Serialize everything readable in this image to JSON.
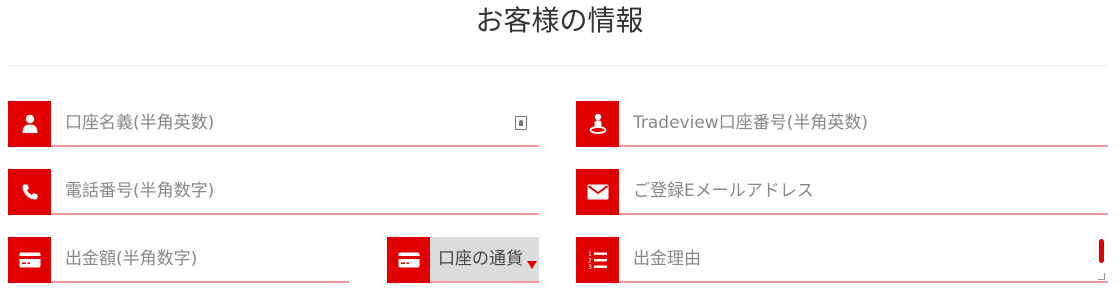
{
  "page": {
    "title": "お客様の情報"
  },
  "fields": {
    "account_name": {
      "placeholder": "口座名義(半角英数)",
      "icon": "user-icon"
    },
    "tradeview_account": {
      "placeholder": "Tradeview口座番号(半角英数)",
      "icon": "person-pin-icon"
    },
    "phone": {
      "placeholder": "電話番号(半角数字)",
      "icon": "phone-icon"
    },
    "email": {
      "placeholder": "ご登録Eメールアドレス",
      "icon": "envelope-icon"
    },
    "amount": {
      "placeholder": "出金額(半角数字)",
      "icon": "credit-card-icon"
    },
    "currency": {
      "selected": "口座の通貨",
      "icon": "credit-card-icon"
    },
    "reason": {
      "placeholder": "出金理由",
      "icon": "numbered-list-icon"
    }
  },
  "colors": {
    "accent": "#e00000",
    "underline": "#f19a9a",
    "placeholder": "#888888",
    "select_bg": "#dcdcdc"
  }
}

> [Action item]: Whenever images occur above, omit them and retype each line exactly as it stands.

> [Response]:
Serialize everything readable in this image to JSON.
{
  "page": {
    "title": "お客様の情報"
  },
  "fields": {
    "account_name": {
      "placeholder": "口座名義(半角英数)",
      "icon": "user-icon"
    },
    "tradeview_account": {
      "placeholder": "Tradeview口座番号(半角英数)",
      "icon": "person-pin-icon"
    },
    "phone": {
      "placeholder": "電話番号(半角数字)",
      "icon": "phone-icon"
    },
    "email": {
      "placeholder": "ご登録Eメールアドレス",
      "icon": "envelope-icon"
    },
    "amount": {
      "placeholder": "出金額(半角数字)",
      "icon": "credit-card-icon"
    },
    "currency": {
      "selected": "口座の通貨",
      "icon": "credit-card-icon"
    },
    "reason": {
      "placeholder": "出金理由",
      "icon": "numbered-list-icon"
    }
  },
  "colors": {
    "accent": "#e00000",
    "underline": "#f19a9a",
    "placeholder": "#888888",
    "select_bg": "#dcdcdc"
  }
}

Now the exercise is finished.